SUPPLIED INFORMATION -
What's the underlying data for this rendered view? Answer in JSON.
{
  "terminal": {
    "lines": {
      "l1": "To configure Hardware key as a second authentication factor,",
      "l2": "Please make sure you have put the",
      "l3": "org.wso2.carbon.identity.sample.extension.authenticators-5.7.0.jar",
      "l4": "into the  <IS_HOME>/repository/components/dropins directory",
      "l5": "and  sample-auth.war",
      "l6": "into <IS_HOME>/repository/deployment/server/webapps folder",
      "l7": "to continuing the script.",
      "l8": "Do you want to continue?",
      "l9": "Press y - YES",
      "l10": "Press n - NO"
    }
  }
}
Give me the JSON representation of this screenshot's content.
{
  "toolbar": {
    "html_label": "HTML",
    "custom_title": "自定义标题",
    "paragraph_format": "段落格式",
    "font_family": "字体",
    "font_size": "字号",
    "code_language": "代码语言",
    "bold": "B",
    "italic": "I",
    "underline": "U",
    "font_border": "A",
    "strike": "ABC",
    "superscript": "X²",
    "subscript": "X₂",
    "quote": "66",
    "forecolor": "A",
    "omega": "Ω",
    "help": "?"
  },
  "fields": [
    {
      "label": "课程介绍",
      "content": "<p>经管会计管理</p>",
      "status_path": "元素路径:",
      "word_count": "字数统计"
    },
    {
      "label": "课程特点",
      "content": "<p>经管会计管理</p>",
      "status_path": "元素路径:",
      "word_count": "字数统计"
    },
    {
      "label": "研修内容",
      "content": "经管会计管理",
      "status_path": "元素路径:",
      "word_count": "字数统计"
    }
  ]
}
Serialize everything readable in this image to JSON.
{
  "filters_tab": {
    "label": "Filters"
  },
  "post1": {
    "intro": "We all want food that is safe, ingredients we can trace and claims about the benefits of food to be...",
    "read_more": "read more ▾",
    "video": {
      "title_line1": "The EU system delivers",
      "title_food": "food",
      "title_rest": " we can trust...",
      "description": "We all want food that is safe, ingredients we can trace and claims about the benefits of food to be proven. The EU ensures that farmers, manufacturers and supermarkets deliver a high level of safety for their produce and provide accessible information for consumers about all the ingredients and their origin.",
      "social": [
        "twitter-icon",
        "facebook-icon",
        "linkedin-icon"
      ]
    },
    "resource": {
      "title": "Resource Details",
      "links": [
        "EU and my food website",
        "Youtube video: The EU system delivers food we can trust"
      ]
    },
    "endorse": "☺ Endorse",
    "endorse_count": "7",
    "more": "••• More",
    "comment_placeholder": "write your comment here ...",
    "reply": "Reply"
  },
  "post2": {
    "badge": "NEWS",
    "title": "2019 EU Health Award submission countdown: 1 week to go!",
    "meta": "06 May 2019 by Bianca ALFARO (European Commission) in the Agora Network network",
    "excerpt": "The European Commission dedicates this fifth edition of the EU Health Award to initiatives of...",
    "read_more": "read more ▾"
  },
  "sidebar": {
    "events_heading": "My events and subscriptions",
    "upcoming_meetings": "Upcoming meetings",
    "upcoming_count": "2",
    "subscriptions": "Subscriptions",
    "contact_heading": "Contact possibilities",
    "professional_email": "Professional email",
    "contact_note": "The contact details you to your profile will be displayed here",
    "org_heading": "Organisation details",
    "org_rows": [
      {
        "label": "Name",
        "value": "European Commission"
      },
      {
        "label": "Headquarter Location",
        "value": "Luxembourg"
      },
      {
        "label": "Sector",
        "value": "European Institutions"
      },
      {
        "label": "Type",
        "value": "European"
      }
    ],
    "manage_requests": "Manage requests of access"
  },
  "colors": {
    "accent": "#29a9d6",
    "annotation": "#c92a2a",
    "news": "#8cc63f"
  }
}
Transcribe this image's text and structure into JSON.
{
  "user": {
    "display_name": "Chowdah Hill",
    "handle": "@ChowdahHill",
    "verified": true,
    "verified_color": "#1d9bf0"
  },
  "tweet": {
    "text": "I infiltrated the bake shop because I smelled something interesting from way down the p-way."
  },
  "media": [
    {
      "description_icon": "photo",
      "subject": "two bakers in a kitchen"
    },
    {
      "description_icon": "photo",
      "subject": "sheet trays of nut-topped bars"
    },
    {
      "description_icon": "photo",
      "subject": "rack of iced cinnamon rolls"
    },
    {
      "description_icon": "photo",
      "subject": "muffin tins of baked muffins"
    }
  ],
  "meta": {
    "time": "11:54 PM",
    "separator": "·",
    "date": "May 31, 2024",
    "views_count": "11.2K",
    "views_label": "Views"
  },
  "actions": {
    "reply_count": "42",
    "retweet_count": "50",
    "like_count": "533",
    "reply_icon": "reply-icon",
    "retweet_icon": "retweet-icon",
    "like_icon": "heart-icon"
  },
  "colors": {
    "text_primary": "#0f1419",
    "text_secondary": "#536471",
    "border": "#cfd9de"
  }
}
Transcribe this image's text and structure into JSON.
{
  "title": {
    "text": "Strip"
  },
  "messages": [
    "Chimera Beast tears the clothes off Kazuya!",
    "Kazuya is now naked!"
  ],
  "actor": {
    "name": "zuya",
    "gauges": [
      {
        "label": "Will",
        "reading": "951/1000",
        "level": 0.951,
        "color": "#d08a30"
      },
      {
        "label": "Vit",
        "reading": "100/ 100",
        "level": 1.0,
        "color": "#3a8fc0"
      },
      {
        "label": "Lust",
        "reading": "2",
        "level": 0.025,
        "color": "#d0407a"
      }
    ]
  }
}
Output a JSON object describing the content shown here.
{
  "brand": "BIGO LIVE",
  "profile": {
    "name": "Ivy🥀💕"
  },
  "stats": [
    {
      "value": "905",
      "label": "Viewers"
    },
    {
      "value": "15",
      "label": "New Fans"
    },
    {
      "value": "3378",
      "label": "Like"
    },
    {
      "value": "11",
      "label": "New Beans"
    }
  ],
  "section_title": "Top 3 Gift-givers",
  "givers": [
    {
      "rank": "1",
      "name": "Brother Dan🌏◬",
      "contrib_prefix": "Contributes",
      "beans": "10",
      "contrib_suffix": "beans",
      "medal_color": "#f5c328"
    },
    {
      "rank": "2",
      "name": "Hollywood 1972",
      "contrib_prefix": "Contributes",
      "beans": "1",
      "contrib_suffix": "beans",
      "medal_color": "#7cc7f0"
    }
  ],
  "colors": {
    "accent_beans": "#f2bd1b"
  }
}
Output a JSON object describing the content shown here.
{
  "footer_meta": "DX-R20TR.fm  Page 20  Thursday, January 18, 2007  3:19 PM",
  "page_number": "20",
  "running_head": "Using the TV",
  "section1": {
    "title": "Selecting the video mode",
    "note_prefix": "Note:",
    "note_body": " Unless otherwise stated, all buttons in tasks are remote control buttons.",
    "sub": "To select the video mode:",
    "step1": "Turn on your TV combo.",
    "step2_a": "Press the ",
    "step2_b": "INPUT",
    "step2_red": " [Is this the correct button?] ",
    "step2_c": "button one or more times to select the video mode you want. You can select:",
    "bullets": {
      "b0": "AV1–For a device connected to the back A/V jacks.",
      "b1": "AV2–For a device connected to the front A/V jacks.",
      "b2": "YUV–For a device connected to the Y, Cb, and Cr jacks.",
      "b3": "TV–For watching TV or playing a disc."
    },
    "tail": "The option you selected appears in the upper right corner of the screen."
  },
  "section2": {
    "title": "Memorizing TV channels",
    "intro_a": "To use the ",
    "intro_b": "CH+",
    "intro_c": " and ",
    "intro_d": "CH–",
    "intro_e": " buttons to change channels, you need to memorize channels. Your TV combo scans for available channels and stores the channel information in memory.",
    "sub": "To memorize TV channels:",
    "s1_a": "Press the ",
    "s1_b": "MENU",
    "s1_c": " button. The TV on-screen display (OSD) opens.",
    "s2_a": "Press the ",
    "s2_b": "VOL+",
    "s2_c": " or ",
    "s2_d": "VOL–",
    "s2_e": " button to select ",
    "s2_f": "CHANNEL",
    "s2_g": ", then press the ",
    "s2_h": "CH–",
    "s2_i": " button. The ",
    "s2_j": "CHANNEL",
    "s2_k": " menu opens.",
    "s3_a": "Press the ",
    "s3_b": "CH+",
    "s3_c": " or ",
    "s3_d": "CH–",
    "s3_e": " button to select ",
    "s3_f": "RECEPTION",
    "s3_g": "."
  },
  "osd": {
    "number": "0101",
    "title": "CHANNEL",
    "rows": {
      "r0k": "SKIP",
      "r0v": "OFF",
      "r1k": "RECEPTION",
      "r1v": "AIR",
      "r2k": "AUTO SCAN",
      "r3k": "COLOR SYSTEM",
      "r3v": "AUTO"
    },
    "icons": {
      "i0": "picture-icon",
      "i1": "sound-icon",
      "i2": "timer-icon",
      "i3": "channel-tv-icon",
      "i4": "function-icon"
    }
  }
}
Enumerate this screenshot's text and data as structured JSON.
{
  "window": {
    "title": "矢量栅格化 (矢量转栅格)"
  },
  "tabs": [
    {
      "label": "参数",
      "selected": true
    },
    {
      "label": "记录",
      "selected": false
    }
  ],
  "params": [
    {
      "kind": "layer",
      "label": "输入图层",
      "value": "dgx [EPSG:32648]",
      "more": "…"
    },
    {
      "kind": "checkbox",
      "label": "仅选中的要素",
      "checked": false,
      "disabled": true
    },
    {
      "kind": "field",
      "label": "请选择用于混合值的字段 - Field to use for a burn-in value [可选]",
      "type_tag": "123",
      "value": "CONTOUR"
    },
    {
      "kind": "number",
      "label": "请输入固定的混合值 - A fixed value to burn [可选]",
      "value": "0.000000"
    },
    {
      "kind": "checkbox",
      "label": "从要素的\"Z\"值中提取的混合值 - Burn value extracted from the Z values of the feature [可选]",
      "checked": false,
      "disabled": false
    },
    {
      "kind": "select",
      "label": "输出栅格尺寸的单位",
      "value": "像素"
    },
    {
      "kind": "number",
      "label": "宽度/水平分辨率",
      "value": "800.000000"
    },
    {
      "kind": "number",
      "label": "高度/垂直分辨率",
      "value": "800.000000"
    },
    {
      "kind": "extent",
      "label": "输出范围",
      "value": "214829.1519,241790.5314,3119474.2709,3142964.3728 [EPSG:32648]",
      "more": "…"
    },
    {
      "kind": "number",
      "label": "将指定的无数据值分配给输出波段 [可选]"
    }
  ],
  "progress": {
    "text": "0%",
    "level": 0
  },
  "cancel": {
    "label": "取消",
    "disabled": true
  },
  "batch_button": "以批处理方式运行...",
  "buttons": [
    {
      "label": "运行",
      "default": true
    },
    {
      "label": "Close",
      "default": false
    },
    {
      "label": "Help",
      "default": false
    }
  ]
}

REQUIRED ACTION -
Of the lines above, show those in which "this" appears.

TASK RESPONSE -
What's the underlying data for this rendered view? Answer in JSON.
Give me the JSON representation of this screenshot's content.
Serialize everything readable in this image to JSON.
    "excerpt": "The European Commission dedicates this fifth edition of the EU Health Award to initiatives of...",
Transcribe this image's text and structure into JSON.
Transcribe this image's text and structure into JSON.
    "step2_red": " [Is this the correct button?] ",
Enumerate this screenshot's text and data as structured JSON.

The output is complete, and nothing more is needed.